The laptop I’m typing on uses a lithium-ion battery, as does the car I drive and quite possibly many of the devices you are using to read this. Improvements in battery technology have created a variety of opportunities for additional technological developments and changes in our energy consumption. Generated electricity either needs to be used immediately or stored in some other form. This is one of the challenges for moving away from burning fossil fuels for electricity and relying on solar, wind and waves instead. Fossil fuels represent a stable form for energy storage, to be released as demand for electricity requires. Solar panels and wind turbines produce electricity on their own schedule, not ours. Storage allows us to get renewable electricity on our schedule. On municipal grid scale, batteries are not the most efficient storage option, but in cars and electronics they are quite useful. So better batteries like the lithium-ion ones for which Goodenough, Whittingham, and Yoshino got the Nobel Prize are a good thing, right?
Unfortunately, that is not the complete story. Lithium-ion batteries use lithium and cobalt, metals that we have to mine from the earth. Cobalt mining has come under scrutiny for the use of child labor. Some companies are taking steps to eliminate child labor from their supply chain, although the relative value of cobalt will continue to provide incentives until there are sufficient other economic opportunities. Perhaps Economics laureates Esther Duflo, Abhijit Banerjee, and Michael Kremer can help; they won for experimental research on which programs are most effective at reducing poverty.
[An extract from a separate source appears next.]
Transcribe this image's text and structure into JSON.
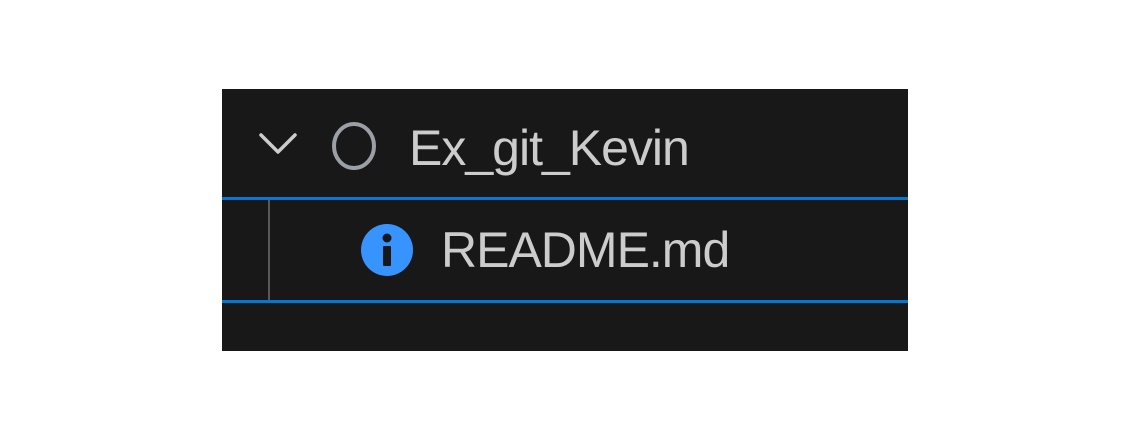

I don’t think Goodenough, Whittingham, and Yoshino are directly responsible for the way cobalt mining has changed to meet the demand for lithium-ion batteries. I doubt they could have predicted how widely their technology would be adopted or what it would take for supply to keep up with demand. Mostly I just felt it was important that we consider together the positive and negative consequences of the world-changing science that we are recognizing this week.